- DIRECTIONS FOR THIS TASK -
In your copy, include every record exactly and no pictures.

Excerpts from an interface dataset
____________________

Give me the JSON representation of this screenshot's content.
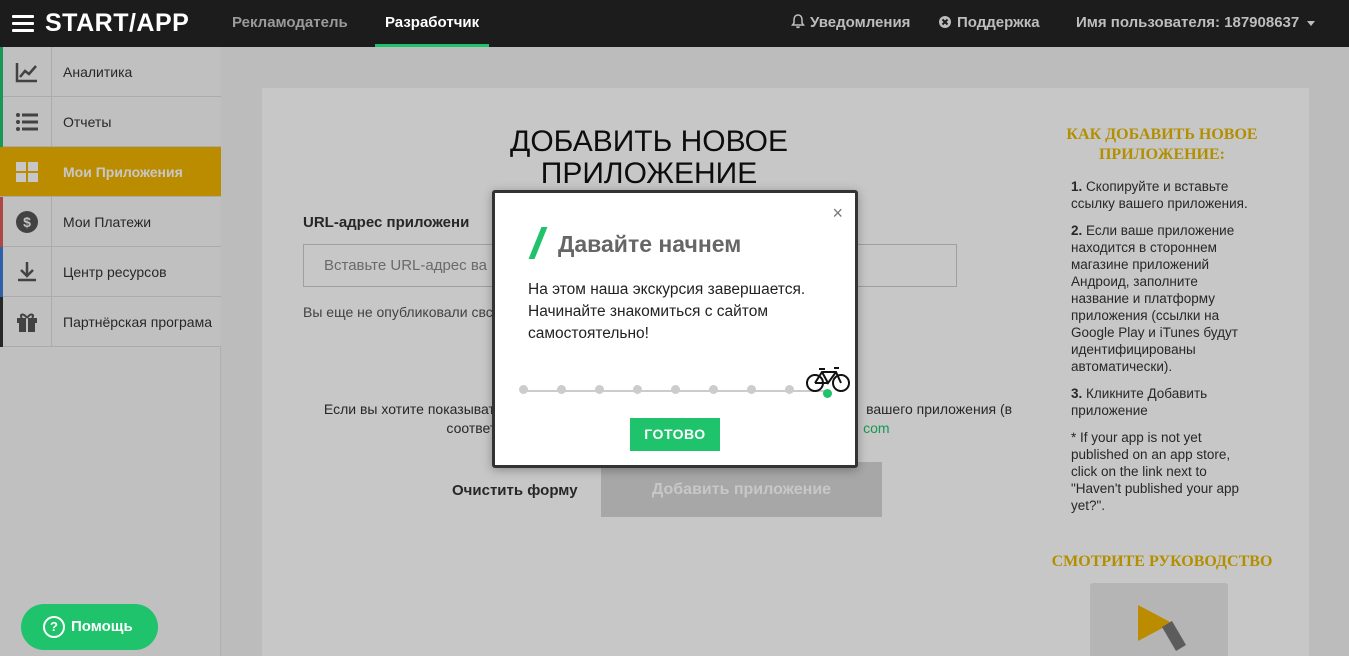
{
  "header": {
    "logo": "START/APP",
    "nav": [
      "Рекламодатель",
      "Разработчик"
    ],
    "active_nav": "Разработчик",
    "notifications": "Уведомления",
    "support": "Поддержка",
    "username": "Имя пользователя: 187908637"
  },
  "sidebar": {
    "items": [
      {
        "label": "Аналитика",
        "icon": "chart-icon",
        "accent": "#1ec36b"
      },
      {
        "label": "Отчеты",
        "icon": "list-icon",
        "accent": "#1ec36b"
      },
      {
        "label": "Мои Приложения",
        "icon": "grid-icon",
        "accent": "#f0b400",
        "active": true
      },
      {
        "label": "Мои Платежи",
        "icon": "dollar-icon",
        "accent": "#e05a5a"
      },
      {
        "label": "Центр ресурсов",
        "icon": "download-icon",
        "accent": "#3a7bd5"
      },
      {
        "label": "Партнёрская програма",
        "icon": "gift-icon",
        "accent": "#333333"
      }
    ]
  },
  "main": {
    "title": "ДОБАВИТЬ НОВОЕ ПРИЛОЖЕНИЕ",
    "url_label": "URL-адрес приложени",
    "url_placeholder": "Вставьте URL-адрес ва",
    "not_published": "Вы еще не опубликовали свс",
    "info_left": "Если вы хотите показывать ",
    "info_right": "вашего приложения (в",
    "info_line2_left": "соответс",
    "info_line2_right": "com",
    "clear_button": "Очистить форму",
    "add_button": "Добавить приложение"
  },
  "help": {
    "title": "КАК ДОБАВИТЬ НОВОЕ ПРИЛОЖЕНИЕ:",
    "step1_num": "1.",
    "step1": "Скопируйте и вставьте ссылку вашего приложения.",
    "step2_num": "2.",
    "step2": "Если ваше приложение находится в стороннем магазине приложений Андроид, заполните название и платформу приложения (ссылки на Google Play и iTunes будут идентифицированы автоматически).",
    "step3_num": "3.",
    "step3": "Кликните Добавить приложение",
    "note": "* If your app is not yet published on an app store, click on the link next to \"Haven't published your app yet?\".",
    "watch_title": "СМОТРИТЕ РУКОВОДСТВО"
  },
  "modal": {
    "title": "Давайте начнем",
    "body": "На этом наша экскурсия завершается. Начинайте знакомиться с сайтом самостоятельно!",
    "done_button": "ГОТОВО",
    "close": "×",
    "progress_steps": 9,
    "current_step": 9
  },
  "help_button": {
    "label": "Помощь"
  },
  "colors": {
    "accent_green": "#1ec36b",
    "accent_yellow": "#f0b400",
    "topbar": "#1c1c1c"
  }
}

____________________

- ANSWER TO THIS PROBLEM -
Give me the JSON representation of this screenshot's content.
{
  "header": {
    "logo": "START/APP",
    "nav": [
      "Рекламодатель",
      "Разработчик"
    ],
    "active_nav": "Разработчик",
    "notifications": "Уведомления",
    "support": "Поддержка",
    "username": "Имя пользователя: 187908637"
  },
  "sidebar": {
    "items": [
      {
        "label": "Аналитика",
        "icon": "chart-icon",
        "accent": "#1ec36b"
      },
      {
        "label": "Отчеты",
        "icon": "list-icon",
        "accent": "#1ec36b"
      },
      {
        "label": "Мои Приложения",
        "icon": "grid-icon",
        "accent": "#f0b400",
        "active": true
      },
      {
        "label": "Мои Платежи",
        "icon": "dollar-icon",
        "accent": "#e05a5a"
      },
      {
        "label": "Центр ресурсов",
        "icon": "download-icon",
        "accent": "#3a7bd5"
      },
      {
        "label": "Партнёрская програма",
        "icon": "gift-icon",
        "accent": "#333333"
      }
    ]
  },
  "main": {
    "title": "ДОБАВИТЬ НОВОЕ ПРИЛОЖЕНИЕ",
    "url_label": "URL-адрес приложени",
    "url_placeholder": "Вставьте URL-адрес ва",
    "not_published": "Вы еще не опубликовали свс",
    "info_left": "Если вы хотите показывать ",
    "info_right": "вашего приложения (в",
    "info_line2_left": "соответс",
    "info_line2_right": "com",
    "clear_button": "Очистить форму",
    "add_button": "Добавить приложение"
  },
  "help": {
    "title": "КАК ДОБАВИТЬ НОВОЕ ПРИЛОЖЕНИЕ:",
    "step1_num": "1.",
    "step1": "Скопируйте и вставьте ссылку вашего приложения.",
    "step2_num": "2.",
    "step2": "Если ваше приложение находится в стороннем магазине приложений Андроид, заполните название и платформу приложения (ссылки на Google Play и iTunes будут идентифицированы автоматически).",
    "step3_num": "3.",
    "step3": "Кликните Добавить приложение",
    "note": "* If your app is not yet published on an app store, click on the link next to \"Haven't published your app yet?\".",
    "watch_title": "СМОТРИТЕ РУКОВОДСТВО"
  },
  "modal": {
    "title": "Давайте начнем",
    "body": "На этом наша экскурсия завершается. Начинайте знакомиться с сайтом самостоятельно!",
    "done_button": "ГОТОВО",
    "close": "×",
    "progress_steps": 9,
    "current_step": 9
  },
  "help_button": {
    "label": "Помощь"
  },
  "colors": {
    "accent_green": "#1ec36b",
    "accent_yellow": "#f0b400",
    "topbar": "#1c1c1c"
  }
}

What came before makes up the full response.